### ASSIGNED TASK
Copy all the lines of the listing below exactly. Skip the images.

### DATA EXTRACTS
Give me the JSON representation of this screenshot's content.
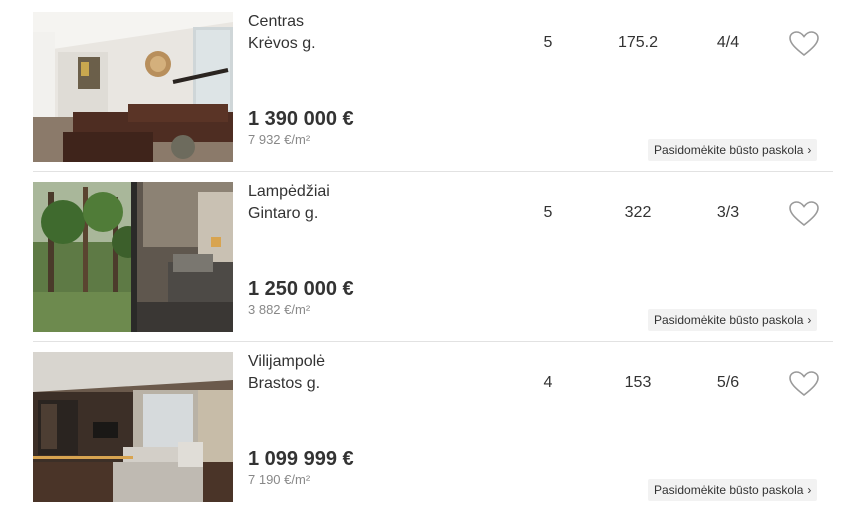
{
  "listings": [
    {
      "district": "Centras",
      "street": "Krėvos g.",
      "rooms": "5",
      "area": "175.2",
      "floor": "4/4",
      "price": "1 390 000 €",
      "price_per_m2": "7 932 €/m²",
      "loan_label": "Pasidomėkite būsto paskola",
      "loan_chevron": "›",
      "favorite_icon": "heart-outline-icon"
    },
    {
      "district": "Lampėdžiai",
      "street": "Gintaro g.",
      "rooms": "5",
      "area": "322",
      "floor": "3/3",
      "price": "1 250 000 €",
      "price_per_m2": "3 882 €/m²",
      "loan_label": "Pasidomėkite būsto paskola",
      "loan_chevron": "›",
      "favorite_icon": "heart-outline-icon"
    },
    {
      "district": "Vilijampolė",
      "street": "Brastos g.",
      "rooms": "4",
      "area": "153",
      "floor": "5/6",
      "price": "1 099 999 €",
      "price_per_m2": "7 190 €/m²",
      "loan_label": "Pasidomėkite būsto paskola",
      "loan_chevron": "›",
      "favorite_icon": "heart-outline-icon"
    }
  ],
  "colors": {
    "text": "#333333",
    "muted": "#888888",
    "divider": "#e2e2e2",
    "loan_bg": "#f2f2f2",
    "heart": "#9a9a9a"
  }
}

### EXERCISE SOLUTION
Give me the JSON representation of this screenshot's content.
{
  "listings": [
    {
      "district": "Centras",
      "street": "Krėvos g.",
      "rooms": "5",
      "area": "175.2",
      "floor": "4/4",
      "price": "1 390 000 €",
      "price_per_m2": "7 932 €/m²",
      "loan_label": "Pasidomėkite būsto paskola",
      "loan_chevron": "›",
      "favorite_icon": "heart-outline-icon"
    },
    {
      "district": "Lampėdžiai",
      "street": "Gintaro g.",
      "rooms": "5",
      "area": "322",
      "floor": "3/3",
      "price": "1 250 000 €",
      "price_per_m2": "3 882 €/m²",
      "loan_label": "Pasidomėkite būsto paskola",
      "loan_chevron": "›",
      "favorite_icon": "heart-outline-icon"
    },
    {
      "district": "Vilijampolė",
      "street": "Brastos g.",
      "rooms": "4",
      "area": "153",
      "floor": "5/6",
      "price": "1 099 999 €",
      "price_per_m2": "7 190 €/m²",
      "loan_label": "Pasidomėkite būsto paskola",
      "loan_chevron": "›",
      "favorite_icon": "heart-outline-icon"
    }
  ],
  "colors": {
    "text": "#333333",
    "muted": "#888888",
    "divider": "#e2e2e2",
    "loan_bg": "#f2f2f2",
    "heart": "#9a9a9a"
  }
}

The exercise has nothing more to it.